Here the Fundamentals title is brought sharply into focus: the elements being those of architecture, from walls to doors, to floors, to balconies, to escalators, each given their own room and the OMA/AMO treatment – but in a way that always retains a sense of humour.
Whilst there are a lot of infographics and a slight sense of being inside a massive wall-mounted pop-up reference book (indeed each room has its own parallel catalogue), this is leavened by the visceral. The inclusion of exhibits ranging from plasterboard partition sections (wall) to banks of exposed servicing (ceiling), beautiful 19th century Indonesian hut models (roof), a capsule used to liberate Chilean miners in 2010 (elevator) and a remnant of a 1902 London Underground escalator (guess) make this an exhibition a rich and rewarding experience for the visitor.

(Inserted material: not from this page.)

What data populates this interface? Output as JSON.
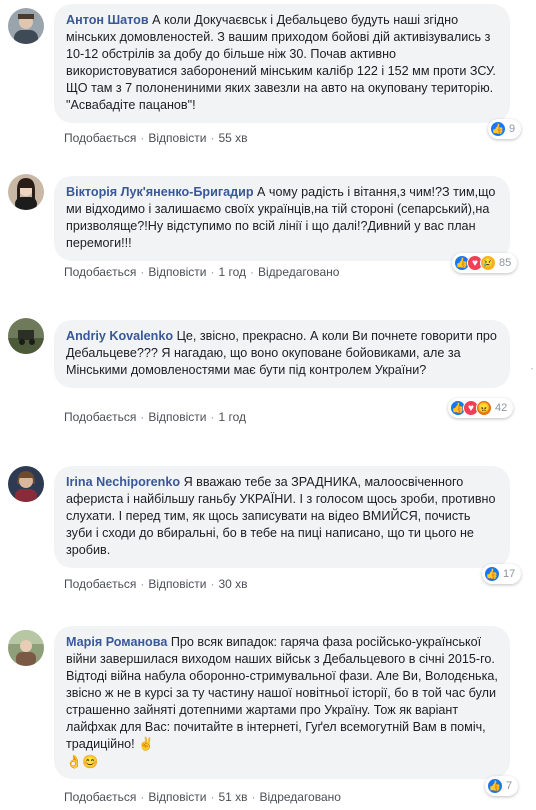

The sense of immersion in the physical elements of building, of walking up Claude Parent-designed ramps and looking out of mashrabiya balconies, is further underlined in the accompanying handout. It is introduced with an essay by Koolhaas, detailing each of his first remembered sensory exposure to all these same building elements in the gradually expanding world of his own (just) post-war childhood – his own history, starting with a graphic image of a tiny Rem on his parents’ balcony, “exposed to the sun, naked, ...like a mini solar panel”.
This is a museum show and a museum of a show, and at times one can’t see the (architectural) wood for the trees. Indeed a recurring criticism has been that if architecture is a language, all that is given here is the vocab, not the grammar.

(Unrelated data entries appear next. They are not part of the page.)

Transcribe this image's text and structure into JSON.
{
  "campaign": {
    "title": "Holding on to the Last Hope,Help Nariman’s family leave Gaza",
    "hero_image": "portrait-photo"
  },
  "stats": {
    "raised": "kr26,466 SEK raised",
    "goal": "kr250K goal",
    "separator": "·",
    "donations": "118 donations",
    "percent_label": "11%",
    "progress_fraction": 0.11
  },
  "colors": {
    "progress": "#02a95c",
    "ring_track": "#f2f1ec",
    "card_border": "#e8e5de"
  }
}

But there is also something refreshing about this. If seen from the perspective of the classic triad of Vitruvius: firmitas, utilitas, venustas (and their rough equivalents of structure/solidity, usefulness and beauty) all three going to compose perfect architecture, this Biennale is very much on the solidity and usefulness ticket (represented respectively by the Elements and the Monditalia exhibitions). The usual beauty parade of fab new buildings, so common to most architecture exhibitions – the venustas part – is relatively and refreshingly missing.

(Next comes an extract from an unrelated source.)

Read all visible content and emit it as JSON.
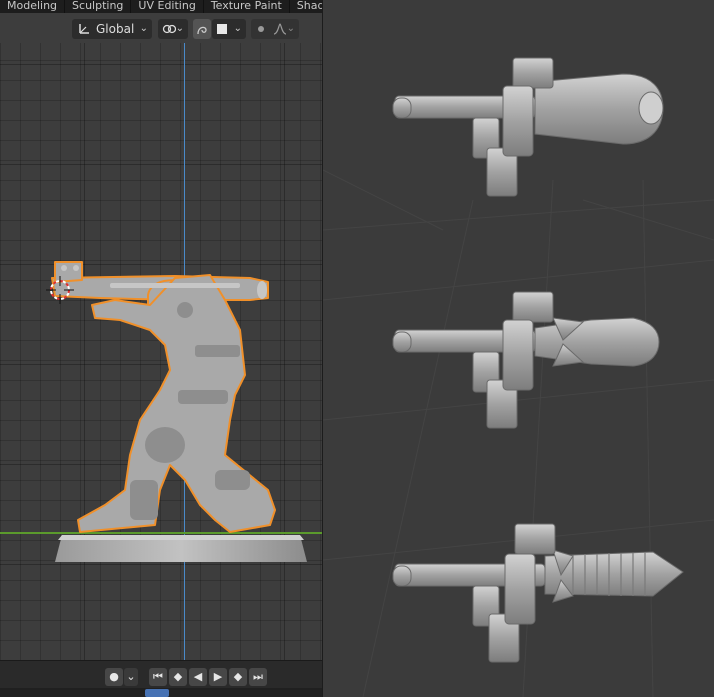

Though the overall show comes across as slightly over didactic, what also comes through is the sense of keen interest, excitement and underlying humour, that Koolhaas, however polemical, always seems to bring to bear, in his writing, exhibition-making... and even sometimes still to his architecture.
The 2014 Biennale seems to provide a pause for thought, a chance to look back, to where we've come from and what we are. A palate cleanser before the next hundred years kicks in...
– Rob Wilson, with Sophie Lovell and Florian Heilmeyer.